Intelligent Agents for Interactive Simulation Environments

AI Magazine

Interactive simulation environments constitute one of today's promising emerging technologies, with applications in areas such as education, manufacturing, entertainment, and training. These environments are also rich domains for building and investigating intelligent automated agents, with requirements for the integration of a variety of agent capabilities but without the costs and demands of low-level perceptual processing or robotic control. Our current target is intelligent automated pilots for battlefield-simulation environments. This article provides an overview of this domain and project by analyzing the challenges that automated pilots face in battlefield simulations, describing how TacAir-Soar is successfully able to address many of them -- TacAir-Soar pilots have already successfully participated in constrained air-combat simulations against expert human pilots -- and discussing the issues involved in resolving the remaining research challenges.


Intelligent Agents for Interactive Simulation Environments

AI Magazine

Interactive simulation environments constitute one of today's promising emerging technologies, with applications in areas such as education, manufacturing, entertainment, and training. These environments are also rich domains for building and investigating intelligent automated agents, with requirements for the integration of a variety of agent capabilities but without the costs and demands of low-level perceptual processing or robotic control. Our project is aimed at developing humanlike, intelligent agents that can interact with each other, as well as with humans, in such virtual environments. Our current target is intelligent automated pilots for battlefield-simulation environments. These dynamic, interactive, multiagent environments pose interesting challenges for research on specialized agent capabilities as well as on the integration of these capabilities in the development of "complete" pilot agents. We are addressing these challenges through development of a pilot agent, called TacAir-Soar, within the Soar architecture. This article provides an overview of this domain and project by analyzing the challenges that automated pilots face in battlefield simulations, describing how TacAir-Soar is successfully able to address many of them -- TacAir-Soar pilots have already successfully participated in constrained air-combat simulations against expert human pilots -- and discussing the issues involved in resolving the remaining research challenges.


In Pursuit of Mind: The Research of Allen Newell

AI Magazine

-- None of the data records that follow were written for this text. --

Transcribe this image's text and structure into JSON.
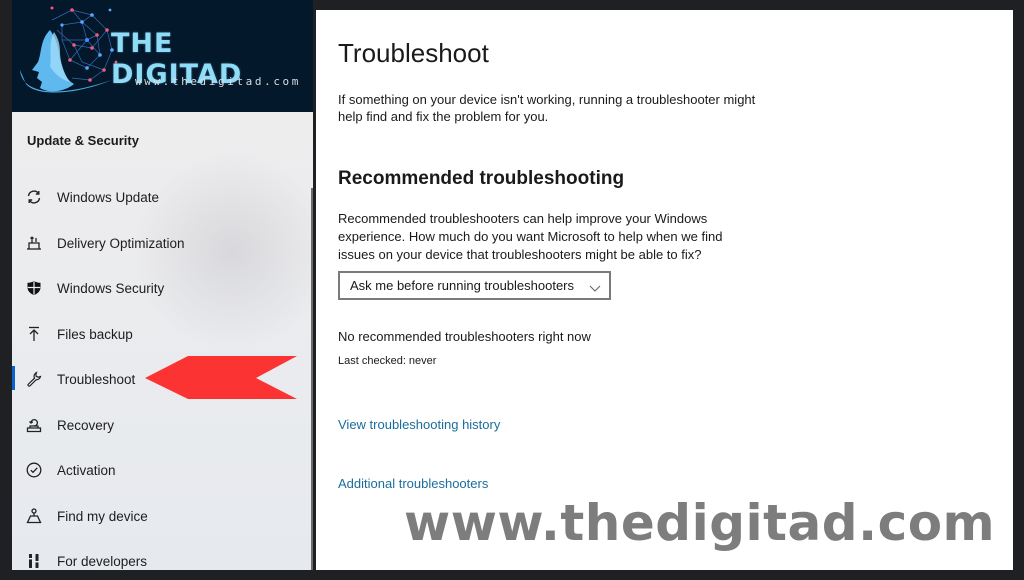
{
  "logo": {
    "title": "THE DIGITAD",
    "url": "www.thedigitad.com"
  },
  "sidebar": {
    "section_title": "Update & Security",
    "selected_index": 4,
    "items": [
      {
        "label": "Windows Update",
        "icon": "sync-icon"
      },
      {
        "label": "Delivery Optimization",
        "icon": "delivery-optimization-icon"
      },
      {
        "label": "Windows Security",
        "icon": "shield-icon"
      },
      {
        "label": "Files backup",
        "icon": "upload-arrow-icon"
      },
      {
        "label": "Troubleshoot",
        "icon": "wrench-icon"
      },
      {
        "label": "Recovery",
        "icon": "recovery-icon"
      },
      {
        "label": "Activation",
        "icon": "check-circle-icon"
      },
      {
        "label": "Find my device",
        "icon": "find-device-icon"
      },
      {
        "label": "For developers",
        "icon": "developer-tools-icon"
      }
    ]
  },
  "annotation": {
    "arrow_color": "#fb3333",
    "points_to": "Troubleshoot"
  },
  "main": {
    "title": "Troubleshoot",
    "description": "If something on your device isn't working, running a troubleshooter might help find and fix the problem for you.",
    "recommended": {
      "heading": "Recommended troubleshooting",
      "description": "Recommended troubleshooters can help improve your Windows experience. How much do you want Microsoft to help when we find issues on your device that troubleshooters might be able to fix?",
      "dropdown_value": "Ask me before running troubleshooters",
      "status": "No recommended troubleshooters right now",
      "last_checked": "Last checked: never"
    },
    "links": {
      "history": "View troubleshooting history",
      "additional": "Additional troubleshooters"
    }
  },
  "watermark": "www.thedigitad.com",
  "colors": {
    "accent": "#0a64c8",
    "link": "#1b6e9b",
    "logo_bg": "#04182b",
    "logo_text": "#8fdcf8"
  }
}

Allen Newell was one of the founders and truly great scientists of AI. His contributions included foundational concepts and ground-breaking systems. His career was defined by the pursuit of a single, fundamental issue: the nature of the human mind. This article traces his pursuit from his early work on search and list processing in systems such as the LOGIC THEORIST and the GENERAL PROBLEM SOLVER; through his work on problem spaces, human problem solving, and production systems; through his final work on unified theories of cognition and SOAR.


In Pursuit of Mind: The Research of Allen Newell

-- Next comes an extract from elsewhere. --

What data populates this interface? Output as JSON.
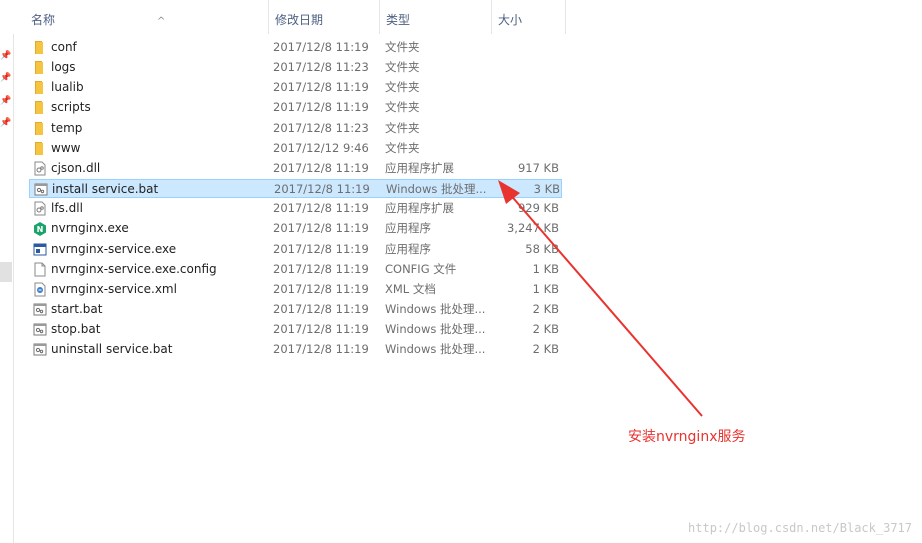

AI Magazine

Allen Newell was one of the founders and truly great scientists of AI. His contributions included foundational concepts and ground-breaking systems. His career was defined by the pursuit of a single, fundamental issue: the nature of the human mind. This article traces his pursuit from his early work on search and list processing in systems such as the LOGIC THEORIST and the GENERAL PROBLEM SOLVER; through his work on problem spaces, human problem solving, and production systems; through his final work on unified theories of cognition and SOAR.